Professor Hanneke’s lab is what is called a precision measurements lab in AMO. It conducts fundamental physics experiments, which means they are trying to understand some of the fundamental forces, particles, and general laws about the universe. The way a “table-top physics experiment” fits into this is that they can look for very small changes in a low energy environment that would be caused by physics beyond the Standard Model. The fundamental constant (μ) is the proton to electron mass ratio, and it is a unitless value that shows up everywhere in nature. Some theories of physics, however, have been going beyond the Standard Model that provides us with the explanation for particles we already understand, like the μ.“Instead of [μ] being a constant, it might drift in time or it might oscillate,” Annika proposes. This shift might be caused by a number of things, such as dark energy, or could be explained by theories of quantum gravity, or theories of dark matter. In order for Annika to find this slight variation in the constant, she needed a system that was sensitive to this constant.
This is where we get to the specifics of Annika’s thesis. She is looking at vibrational levels in oxygen molecules, which essentially depend on her interest in the constant μ. With the specific system she used, they intended to measure these energy levels with such precision that she might be able to look for shifts or oscillations. Quantum mechanics explain that all these energy levels are discreet. Therefore, you can drive transitions from the lowest vibrational state to a higher vibrational state, and the energy levels of these transitions would be measurable. Annika tells us that “[her] thesis was doing some of the first real searches for these transitions.”
With such a task, Annika’s daily work was far from boring. At the beginning of the semester, she was building an electrode setup. She would meet up with her advisor and spot weld some electrodes, then assemble a vacuum chamber. Later on in the semester, she moved to actually scanning her laser across the frequencies where she would expect to drive the transitions. Towards the end of her thesis, she would wake up in the morning, adjust the laser by realigning it or adding dye (bright purple!), get everything set up, then decide what she wanted to look at that day, which was the hardest part. She would choose which frequencies she would scan, how many data points she would take at each step, then run the scan. Later, she would check back in on it, shut everything down at the end of the day, and try to interpret the results. This is what Annika loves about the field of physics – the wide range of things you get to do.
Annika considers herself and her lab as a part of a larger project of the broader physics community. She knows they aren’t the only lab looking for changes in μ, or even the only one using oxygen to find these changes.

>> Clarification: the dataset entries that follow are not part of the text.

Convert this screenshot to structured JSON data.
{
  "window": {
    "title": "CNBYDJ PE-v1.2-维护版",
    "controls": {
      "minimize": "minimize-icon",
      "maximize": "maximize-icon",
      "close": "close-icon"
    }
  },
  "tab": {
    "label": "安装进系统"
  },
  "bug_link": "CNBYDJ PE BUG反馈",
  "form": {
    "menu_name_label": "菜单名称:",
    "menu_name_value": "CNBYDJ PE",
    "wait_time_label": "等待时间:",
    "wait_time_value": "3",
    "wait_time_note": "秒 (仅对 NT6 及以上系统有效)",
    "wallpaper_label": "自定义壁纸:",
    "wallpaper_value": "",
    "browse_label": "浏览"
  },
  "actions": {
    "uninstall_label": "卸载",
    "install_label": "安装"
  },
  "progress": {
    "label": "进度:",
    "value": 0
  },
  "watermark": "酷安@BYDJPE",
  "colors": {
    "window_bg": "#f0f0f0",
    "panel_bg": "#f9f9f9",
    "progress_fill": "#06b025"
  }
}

The broad goal of looking for these changes in the fundamental constant is a community effort to work out technical problems.
Next year, Annika will be attending graduate school at Harvard University, where she will continue to look for these shifts with a polyatomic molecule. Her advice for freshmen and sophomores is to try working in different kinds of labs to get “a flavor for different kinds of research” and to meet different professors. If you are just about to start your thesis, Annika advises that you try to limit the number of other things you focus on during your senior year. Give yourself a ton of space, and make yourself a priority.